2. Bear weight and build muscle. 

We always hear how exercise is so important in maintaining optimal health. In terms of bone health, however, there are two specific types of exercise that count: weight-bearing and muscle-building exercises. 

Nearly any type of aerobic exercise is weight-bearing. Jogging, running, dancing, playing tennis, or soccer are all weight-bearing exercises. Plyometric training, or jump training, is a great way to maintain healthy bones, although this is an advanced move, and if practiced without proper form, can do more damage than good. But it is a great form of exercise to build up to and continue, as it improves muscle and joint strength, balance, flexibility, mobility, and metabolic rate.

Muscle-building, or muscle-strengthening exercises, are considered those that use body weight or added weight, such as push ups, pull ups and weight lifting, and resistance training. I’m not suggesting bulking up to a mini-Schwartzenegger or anything. Lifting light weights (4 to 7 pounds) and plenty of repetitions are fine for building upper body strength. For larger muscle groups like the back, legs, and bum, opt for something a little weightier (12 to 24 pounds). If you follow those numbers, you’ll be bulk-free and bone healthy. Pilates and yoga are also great body-weight training options.

3. Boost your vitamin K intake (K2 as MK-7, particularly).  

K2 can be found in aged cheeses (yum) and fermented foods, like tofu, kefir, kombucha, and sauerkraut. Fermented foods have so many other amazing health benefits too, from brain function to gene expression, that helping your bones is almost just a bonus. Wine, by the way, is a fermented food.  Just sayin’…  

While you munching on all those dark, leafy greens to boost your calcium levels, you can feel extra good in knowing they are chock-full of vitamin K1 as well.  The average supermarket is getting much better at offering up things like kefir, tofu, and kombucha, but if you’re searching for more options, hit up your local Whole Foods or health food store. They will have plenty. Kombucha may take some getting used to, depending on your palette, but kefir can be pretty darn delicious from the start, if you get the right one. My fave: Helios organic Greek kefir in vanilla. 


Do I even really need to write that? I know if you are a smoker, you don’t truly want to be as you know how harmful it is to your health on so many levels. But quitting is hard. I get it. New research suggests, however, that quitting cold turkey is the most successful way of stopping long term. Find something super healthy to replace your cigarettes with. Try something with a kick, like wasabi seaweed snacks or chipotle almonds or, hey, a bottle of kombucha. Smoking, in terms of bone health alone, promotes bone loss while simultaneously killing osteoblasts, the bone making cells. In other words, smoking attacks the bones from both ends. There’s no happy ending there.
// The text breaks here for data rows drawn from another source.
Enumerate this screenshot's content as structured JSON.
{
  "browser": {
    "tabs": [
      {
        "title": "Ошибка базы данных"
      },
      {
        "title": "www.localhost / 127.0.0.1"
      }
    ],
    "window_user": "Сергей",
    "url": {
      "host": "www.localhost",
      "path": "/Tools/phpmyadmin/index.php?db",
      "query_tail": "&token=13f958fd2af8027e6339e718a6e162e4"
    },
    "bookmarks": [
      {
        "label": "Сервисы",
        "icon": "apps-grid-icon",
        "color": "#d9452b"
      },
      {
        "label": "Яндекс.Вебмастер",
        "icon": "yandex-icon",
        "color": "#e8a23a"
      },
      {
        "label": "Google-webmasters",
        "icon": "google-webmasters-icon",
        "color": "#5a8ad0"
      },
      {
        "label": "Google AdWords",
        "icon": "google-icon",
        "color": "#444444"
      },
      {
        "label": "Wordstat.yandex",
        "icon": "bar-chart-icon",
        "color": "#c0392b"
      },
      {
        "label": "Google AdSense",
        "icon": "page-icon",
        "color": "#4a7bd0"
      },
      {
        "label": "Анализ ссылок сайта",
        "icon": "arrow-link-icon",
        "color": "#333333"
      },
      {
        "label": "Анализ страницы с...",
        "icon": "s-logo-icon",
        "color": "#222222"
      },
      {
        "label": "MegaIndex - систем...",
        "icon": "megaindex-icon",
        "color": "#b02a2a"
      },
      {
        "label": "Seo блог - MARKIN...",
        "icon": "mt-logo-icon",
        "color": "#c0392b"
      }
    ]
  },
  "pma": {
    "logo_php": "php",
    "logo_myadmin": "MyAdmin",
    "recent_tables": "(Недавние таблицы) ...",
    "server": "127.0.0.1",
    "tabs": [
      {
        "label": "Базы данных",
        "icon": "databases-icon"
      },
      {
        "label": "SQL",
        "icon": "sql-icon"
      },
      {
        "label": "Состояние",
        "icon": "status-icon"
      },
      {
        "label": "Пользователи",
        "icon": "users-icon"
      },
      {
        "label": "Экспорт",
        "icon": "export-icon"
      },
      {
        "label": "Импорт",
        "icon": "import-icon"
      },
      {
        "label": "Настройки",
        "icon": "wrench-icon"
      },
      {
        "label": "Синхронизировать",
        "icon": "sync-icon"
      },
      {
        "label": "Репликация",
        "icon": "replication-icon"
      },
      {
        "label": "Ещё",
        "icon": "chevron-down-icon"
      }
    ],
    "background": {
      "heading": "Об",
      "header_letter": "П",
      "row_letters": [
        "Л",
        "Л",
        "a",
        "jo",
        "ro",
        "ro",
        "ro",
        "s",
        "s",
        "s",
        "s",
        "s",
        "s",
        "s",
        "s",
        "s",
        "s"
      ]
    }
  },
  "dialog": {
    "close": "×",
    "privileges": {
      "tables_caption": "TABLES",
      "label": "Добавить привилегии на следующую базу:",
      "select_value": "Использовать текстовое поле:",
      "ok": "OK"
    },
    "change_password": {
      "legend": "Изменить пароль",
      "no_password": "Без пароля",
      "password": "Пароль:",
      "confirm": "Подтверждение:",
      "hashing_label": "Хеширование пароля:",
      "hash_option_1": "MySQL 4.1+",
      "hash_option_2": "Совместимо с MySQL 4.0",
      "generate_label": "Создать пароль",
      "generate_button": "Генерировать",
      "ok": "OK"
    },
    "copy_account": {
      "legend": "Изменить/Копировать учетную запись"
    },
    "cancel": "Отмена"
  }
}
In life, we age. As we age, maintaining our health becomes more challenging and requires more attention. The beautiful thing about it, though, is we have the choice to feed our body with goodness and our options are abundant. People often say that getting old’s a bitch. I say getting old is a gift. Feeling good while you get there is a choice. Make it yours.